The department of Physics and Astronomy (P&A), the London Centre for Nanotechnology (LCN), and the School of Pharmacy (SOP) have organised a "meet and greet" event to facilitate links between physics / nanotechnology research on one hand, and pharmaceutical research on the other. The main aim of this event is to highlight respective research activities, expertise and facilities, and identify potential for cross-departmental collaborations and funding applications.
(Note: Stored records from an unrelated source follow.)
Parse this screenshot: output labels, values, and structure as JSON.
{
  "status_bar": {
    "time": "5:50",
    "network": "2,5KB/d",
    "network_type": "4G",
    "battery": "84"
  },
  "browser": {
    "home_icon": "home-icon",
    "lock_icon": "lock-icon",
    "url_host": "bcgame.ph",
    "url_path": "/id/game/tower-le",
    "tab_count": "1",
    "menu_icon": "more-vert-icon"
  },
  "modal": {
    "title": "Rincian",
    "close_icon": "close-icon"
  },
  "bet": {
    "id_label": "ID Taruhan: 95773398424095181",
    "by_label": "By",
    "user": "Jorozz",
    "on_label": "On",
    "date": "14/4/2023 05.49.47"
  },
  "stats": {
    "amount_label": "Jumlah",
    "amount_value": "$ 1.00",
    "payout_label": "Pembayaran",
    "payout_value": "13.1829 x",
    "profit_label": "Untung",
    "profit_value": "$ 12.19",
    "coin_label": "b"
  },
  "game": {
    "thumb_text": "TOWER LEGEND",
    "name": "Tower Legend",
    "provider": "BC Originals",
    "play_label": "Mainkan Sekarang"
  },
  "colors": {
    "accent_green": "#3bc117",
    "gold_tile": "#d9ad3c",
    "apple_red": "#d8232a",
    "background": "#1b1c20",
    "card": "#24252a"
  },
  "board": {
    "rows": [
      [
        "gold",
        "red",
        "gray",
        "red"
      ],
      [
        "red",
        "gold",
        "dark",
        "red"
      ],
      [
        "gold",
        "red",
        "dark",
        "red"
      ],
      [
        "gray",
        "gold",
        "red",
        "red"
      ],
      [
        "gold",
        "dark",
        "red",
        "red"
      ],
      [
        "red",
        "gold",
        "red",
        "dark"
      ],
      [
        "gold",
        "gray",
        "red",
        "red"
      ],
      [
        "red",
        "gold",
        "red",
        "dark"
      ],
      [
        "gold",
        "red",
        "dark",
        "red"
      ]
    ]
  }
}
This will be achieved by a series of short presentations on research questions, expertise, facilities and industrial collaborations, and by ample opportunity to chat over coffee/tea and lunch.

The event is open for UCL academics, postdocs and PhD students working in relevant or potentially relevant areas.

Wednesday 20th January 2016, 10:00am - 3:30pm

LMCB seminar room, UCL Laboratory for Molecular Cell Biology (map)

Programme:

10.00 – 10.15 Welcome and coffee

10.15 – 10.30 Introduction to the morning, with Simon Gaisford (SOP, morning chair), Jon Butterworth (
P&A, Head of Department), Andrew Fisher (LCN, Director)

10.30 – 12:00 Short presentations (15min each)
- Soma Somavarapu (SOP)
- Andela Saric (
P&A)
- Sudax Murdan (SOP)
- Bart Hoogenboom (LCN / P&A)
- TBC (SOP)
- Thanh Nguyen (LCN/
P&A)

12.00 – 1.00 Networking lunch

1.00 – 1.15 Introduction to the afternoon, with Bart Hoogenboom (LCN/P&A, afternoon chair) and Duncan Craig (SOP, Director)

1.15 – 2.45 Short presentations (15min each)
- Duncan Craig (SOP)
- Jochen Blumberger (LCN/P&A)
- Simon Gaisford (SOP)
- Phil Jones (
P&A)
- Gareth Williams (SOP)
- David Bowler (LCN/
P&A)

2.45 – 3:30 Wrap up followed by coffee/tea

Monday, 23 November 2015

COST Visit to IPCF-CNR, Messina

Tom and Onofrio in Messina
UCL Optical Tweezers Group PhD student Tom Smart recently undertook a Short-Term Scientific Mission (STSM) to our colleagues at the NanoSoft Lab, IPCF-CNR (Messina), supported by the COST Action MP1205 Optofluidics.  The aim of Tom's visit was to learn the techniques of Raman spectroscopy on optically trapped particles, which directly addresses the COST action goal of "detection, identification and manipulation of biomolecules and nanomaterials."